For Immediate Release
Phone: (202) 775-8810
50 Ways the Trump Administration Has Eroded Workers’ Rights While Bolstering Corporate Power
WASHINGTON - A new EPI report provides a comprehensive review of the Trump administration’s 50 most egregious attacks on working people as part of a pro-corporate, anti-worker agenda since President Trump took office.
The authors begin with recent actions and extend back to the beginning of Trump’s presidency, first showing how Trump has failed to adequately address the coronavirus pandemic and its economic shock. The Trump administration has vehemently opposed the extension of the $600 increase of unemployment insurance (UI) benefits—which will cost 5.1 million jobs—and additional aid to state and local governments—which will cost 5.3 million jobs.
The report also shows how the Trump administration has failed to protect the health of workers during the pandemic. Trump’s Occupational Safety and Health Administration (OSHA) has failed to enforce the Occupational Safety and Health Act or issue any required measures to protect workers from the virus.
“The Trump administration’s mishandling of the COVID-19 pandemic marks the administration’s most glaring failure of leadership, but it is in no way distinct from its approach to governing since President Trump’s first day on the job. The administration has systematically promoted the interests of corporate executives and shareholders over those of working people and failed to protect workers’ safety, wages, and rights,” said Celine McNicholas, EPI’s director of government affairs and labor counsel and co-author of the report.
SCROLL TO CONTINUE WITH CONTENT
Never Miss a Beat.
Get our best delivered to your inbox.
Other notable Trump administration anti-worker actions include:
- Attacking workers’ wages: Preventing millions of workers from receiving overtime by lowering the overtime threshold, proposing a rule to allow employers to capture workers’ tips which would cost workers more than $700 million annually, and denying workers a minimum wage increase.
- Undermining workers’ collective bargaining rights: Obstructing workers’ right to fair union elections, seeking to take away graduate student workers’ right to organize and bargain, and narrowing the joint-employer standard under the National Labor Relations Act.
- Putting forward anti-worker nominees and appointees in the U.S. Supreme Court, Department of Labor, and National Labor Relations Board.
“President Trump claimed he would fight for workers, but his actions and policies have cost workers wages, undermined their right to organize unions, and failed to protect their health and safety on the job,” said Lynn Rhinehart, EPI’s senior fellow and co-author of the report. “This report shows the real record and exposes Trump’s repeated attacks on workers.”
“The pandemic has merely provided the administration another opportunity to continue its attacks on workers’ rights.
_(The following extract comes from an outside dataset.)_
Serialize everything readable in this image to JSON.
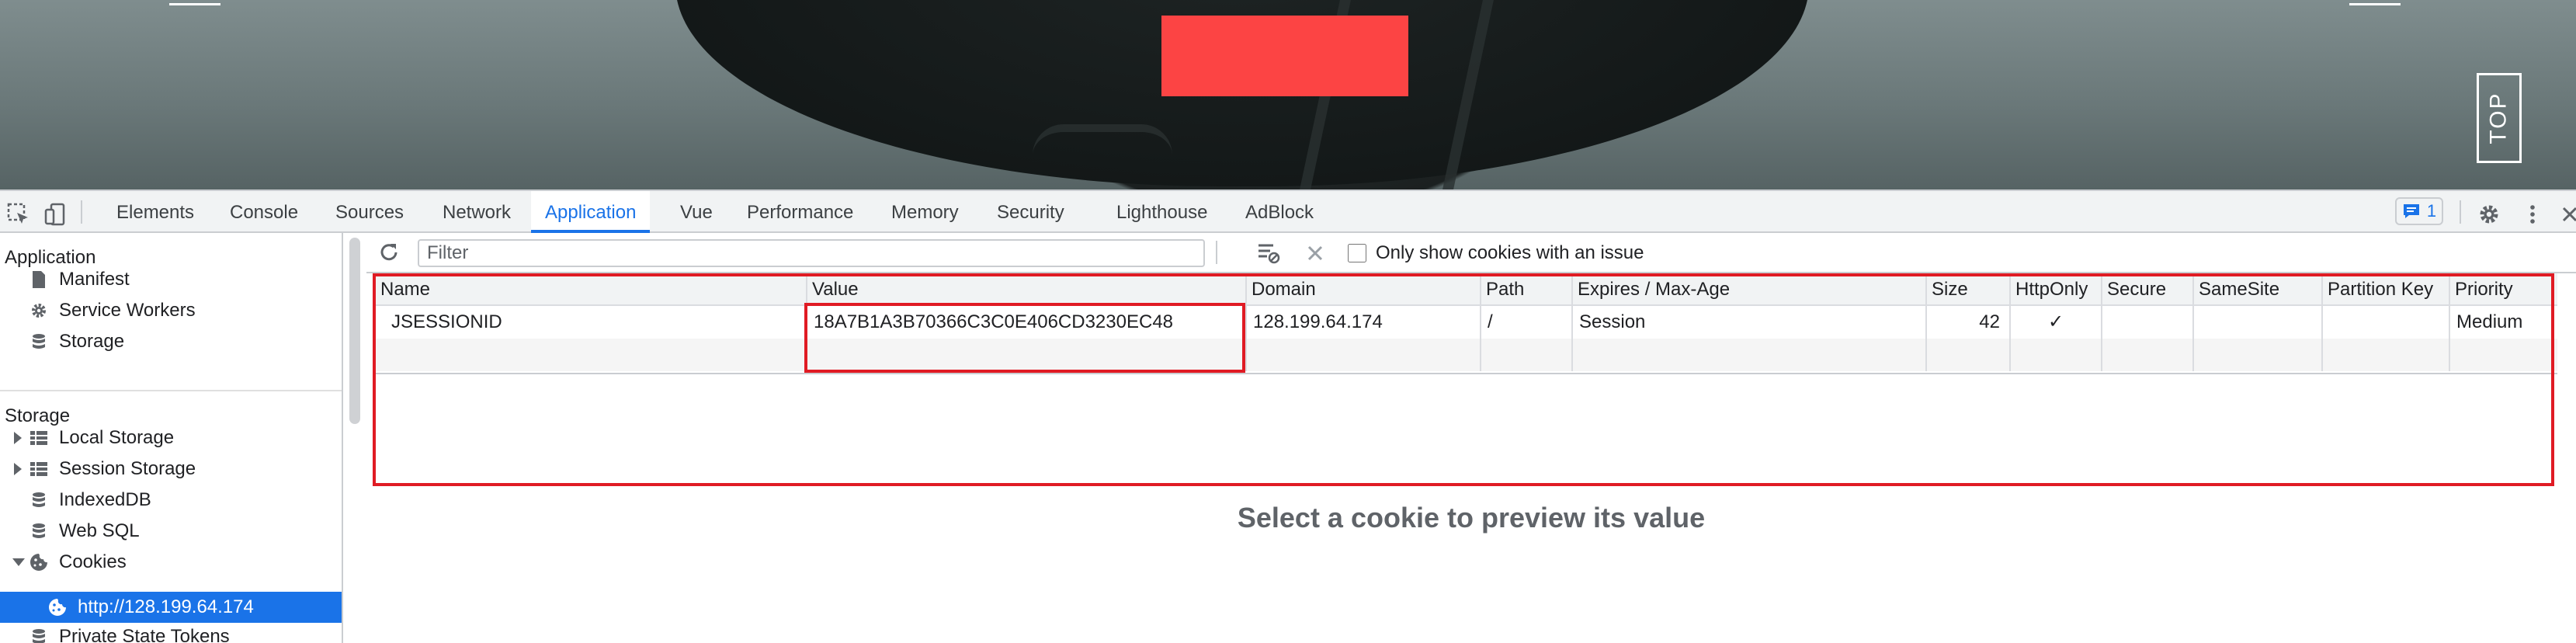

Instead of instituting policies to protect the nation’s essential workers, the administration has undermined workplace safety standards,” said Margaret Poydock, EPI’s policy associate and co-author of the report. “It is critical that a new administration work with the same diligence to reverse Trump’s anti-worker policies and also advance a workers’ agenda that provides working people with the rights and protections they need and deserve.”
This is the world we live in. This is the world we cover.
Because of people like you, another world is possible. There are many battles to be won, but we will battle them together—all of us. Common Dreams is not your normal news site. We don't survive on clicks. We don't want advertising dollars. We want the world to be a better place. But we can't do it alone. It doesn't work that way. We need you. If you can help today—because every gift of every size matters—please do. Without Your Support We Simply Don't Exist.
Please select a donation method:
The Economic Policy Institute, a nonprofit Washington D.C. think tank, was created in 1986 to broaden the discussion about economic policy to include the interests of low- and middle-income workers. Today, with global competition expanding, wage inequality rising, and the methods and nature of work changing in fundamental ways, it is as crucial as ever that people who work for a living have a voice in the economic discourse.